In this day and age, the line between artist and art is a blurred and confused one. Publishers encourage their authors to have an online presence--and no author has been more successful at that than John Green, with his popular YouTube videos and millions of Nerdfighter followers. It is nearly impossible to separate THE FAULT IN OUR STARS from its hype, should you even want to do that. In between or in spite of the cancerkid plotline, TFiOS is distinctly John Green, and that comes with its pros and cons.
Pros: TFiOS is chock-full of John Green-isms. His characters are, in a sense, himself; he is his characters. Theoretically (or technically) this is true for all writers and their characters, but the public John Green himself is already such a character that Hazel, Augustus, and the others just seem like extensions of his online persona. His words in their mouths. They're far from being bad words, no, but they're very recognizably his, and readers who perhaps were trying to appreciate the characters and the writings on their own may find it a slightly more difficult job.
Cons: Having grown up reading John Green--that is, having read each of his novels within a few weeks after they were released--it's interesting observing the development (or lack thereof) of his subsequent novels. That John Green is good at what he does is no secret. He's funny, he's insightful, he's energetic. But he could've done more with Hazel, Augustus, and the others. Instead, his characters and stories seem to stall at "witty" and never progress to "profound." Events could have been expanded into something bigger and more meaningful; instead, things were rushed or felt simply like vehicles for comic relief.
That being said, I still felt that THE FAULT IN OUR STARS was a great read. I always enjoy reading about smart characters, and there were plenty of moments where I nearly jumped up and ran around to find someone to show a particular quote to. We need more YA like this, this combination of humor and intelligence and interesting thoughts. TFiOS being a cancer book, there are certain things that we readers can expect over the course of the story, which dampened the end effect for me somewhat.
The TFiOS reading experience brings up the interesting dilemma of whether or not we readers should consider our relationship with and knowledge of the author when reading his or her book. How you enjoy THE FAULT IN OUR STARS, then, sort of depends on your context. On its own and compared to nothing, it's a pretty good book with its funny and sad moments. Compared to YA lit as a whole, it's rather respectable and reason for encouraging more books of its kind. Compared to The John Green Persona, however, it's a mere middling extension of what he's already good at, and doesn't do anything new.
Doesn't mean, though, that I didn't enjoy it.
The Fault In Our Stars offered a great look at a different kind of romance--one between two teenagers with cancer. The character development is remarkable. The way that Augustus and Hazel interact is realistic and irresistibly honest. You can really feel the emotion in it and the intensity. It's so raw. It's an amazing book, you definitely should read it.

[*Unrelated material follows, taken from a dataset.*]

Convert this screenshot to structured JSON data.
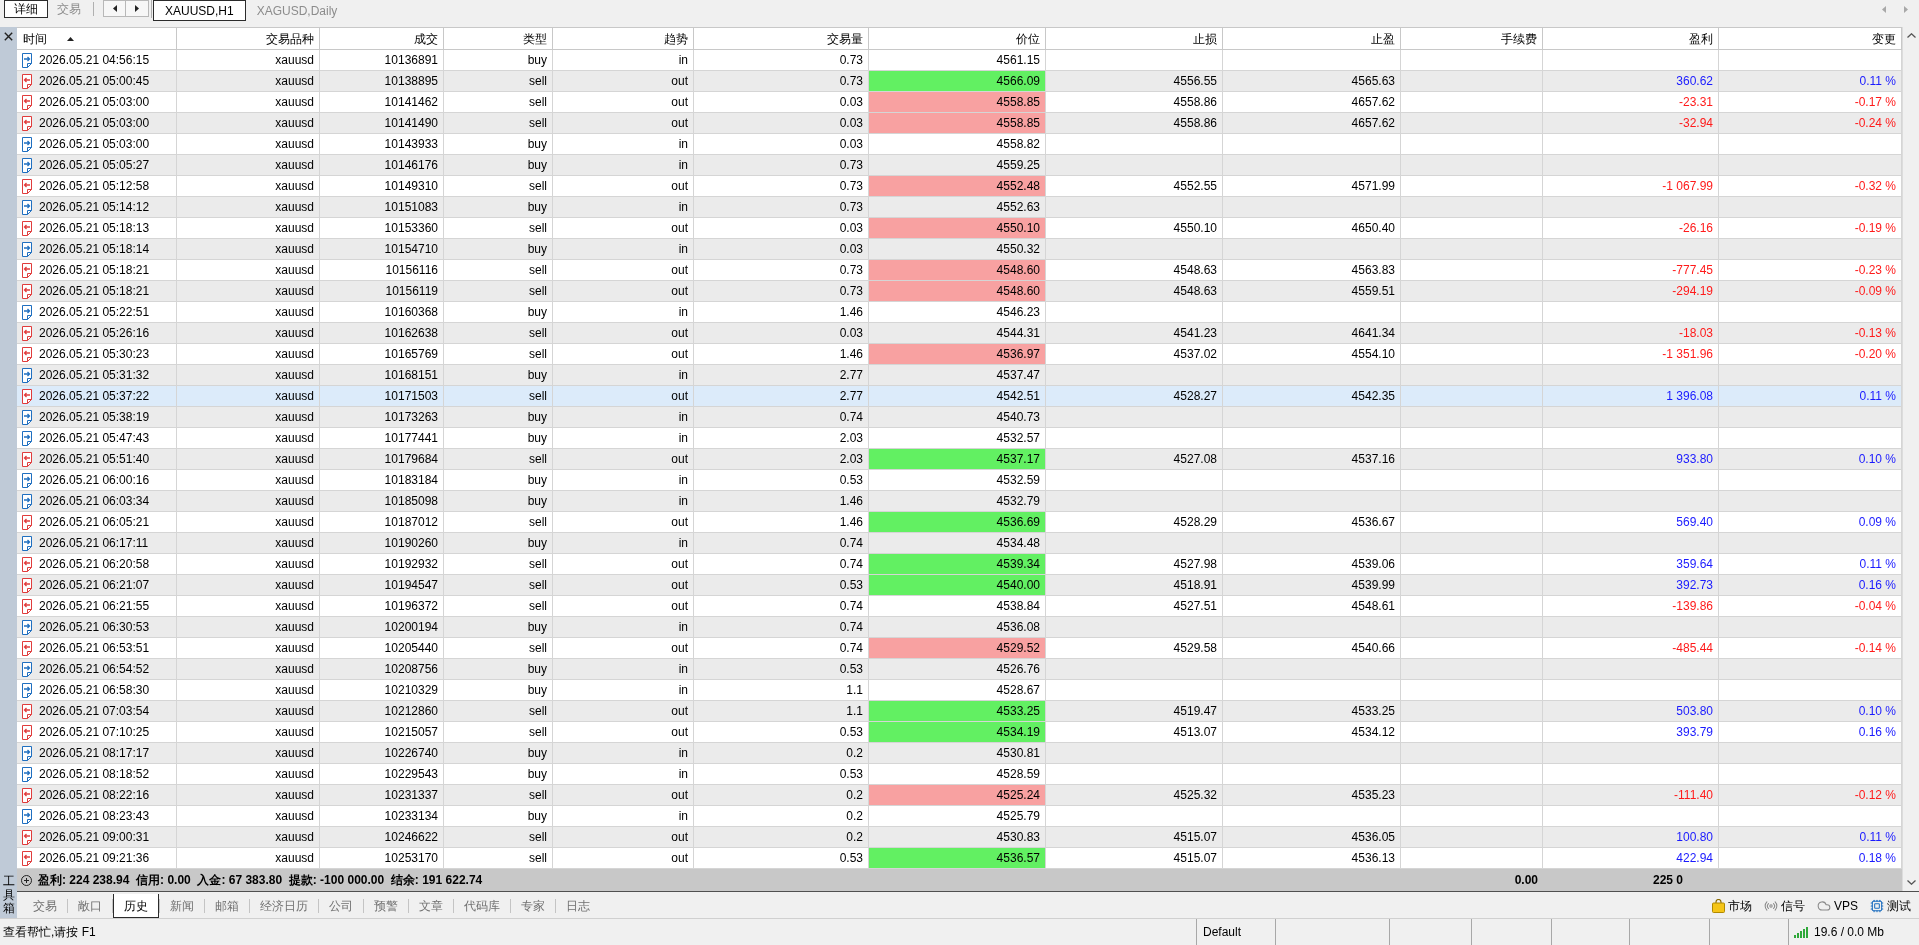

The Fault in Our Stars is a good book with one or two memorable quotes but that's about it. I was sort of expecting more out of it but in the end it didn't make me feel much of anything. It didn't make me feel sad, or happy, or hopeful, nor angry or confused, it was just a quick read. Hate to leave such a meh review, especially when I loved Paper Towns so much.
I had heard many good things about this book, so I decided I needed to experience it. I didn't know amazing and well-written it would really be! I laughed, cried, and felt like I was living with the characters in the book. I recommend this to everyone because I've never read anything like it before and this is something everyone deserves to read.
This was a phenomenal book. It was written from the perspective of a teenager with incurable cancer. The reader knows right from the beginning that the book will be sad; however, this book was so well written that it is worth the read. The author clearly captures the angst and tumult of the teenage mind while giving a glimpse of what a terminal cancer patient goes through mentally, emotionally, and physically. There are a lot of thought provoking issues in the book. I definitely would recommend this book, but make sure you have your tissue box by your side while reading it! This would be a great read for a book club.